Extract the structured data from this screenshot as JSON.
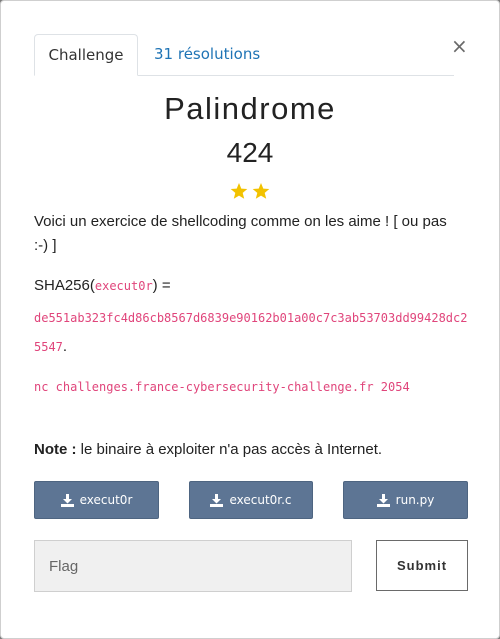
{
  "tabs": {
    "challenge": "Challenge",
    "solves": "31 résolutions"
  },
  "close_glyph": "×",
  "challenge": {
    "name": "Palindrome",
    "points": "424",
    "difficulty_stars": 2,
    "star_color": "#f2c200",
    "description": "Voici un exercice de shellcoding comme on les aime ! [ ou pas :-) ]",
    "sha_prefix": "SHA256(",
    "sha_file": "execut0r",
    "sha_suffix": ") =",
    "sha_hash": "de551ab323fc4d86cb8567d6839e90162b01a00c7c3ab53703dd99428dc25547",
    "sha_period": ".",
    "nc_command": "nc challenges.france-cybersecurity-challenge.fr 2054",
    "note_label": "Note :",
    "note_text": " le binaire à exploiter n'a pas accès à Internet."
  },
  "downloads": [
    {
      "label": "execut0r",
      "icon": "download-icon"
    },
    {
      "label": "execut0r.c",
      "icon": "download-icon"
    },
    {
      "label": "run.py",
      "icon": "download-icon"
    }
  ],
  "flag_form": {
    "placeholder": "Flag",
    "submit_label": "Submit"
  },
  "colors": {
    "accent": "#1f74b5",
    "download_button": "#5d7594",
    "code": "#e0457b"
  }
}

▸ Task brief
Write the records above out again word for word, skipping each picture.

▸ Output
Extract the structured data from this screenshot as JSON.
{
  "tabs": {
    "challenge": "Challenge",
    "solves": "31 résolutions"
  },
  "close_glyph": "×",
  "challenge": {
    "name": "Palindrome",
    "points": "424",
    "difficulty_stars": 2,
    "star_color": "#f2c200",
    "description": "Voici un exercice de shellcoding comme on les aime ! [ ou pas :-) ]",
    "sha_prefix": "SHA256(",
    "sha_file": "execut0r",
    "sha_suffix": ") =",
    "sha_hash": "de551ab323fc4d86cb8567d6839e90162b01a00c7c3ab53703dd99428dc25547",
    "sha_period": ".",
    "nc_command": "nc challenges.france-cybersecurity-challenge.fr 2054",
    "note_label": "Note :",
    "note_text": " le binaire à exploiter n'a pas accès à Internet."
  },
  "downloads": [
    {
      "label": "execut0r",
      "icon": "download-icon"
    },
    {
      "label": "execut0r.c",
      "icon": "download-icon"
    },
    {
      "label": "run.py",
      "icon": "download-icon"
    }
  ],
  "flag_form": {
    "placeholder": "Flag",
    "submit_label": "Submit"
  },
  "colors": {
    "accent": "#1f74b5",
    "download_button": "#5d7594",
    "code": "#e0457b"
  }
}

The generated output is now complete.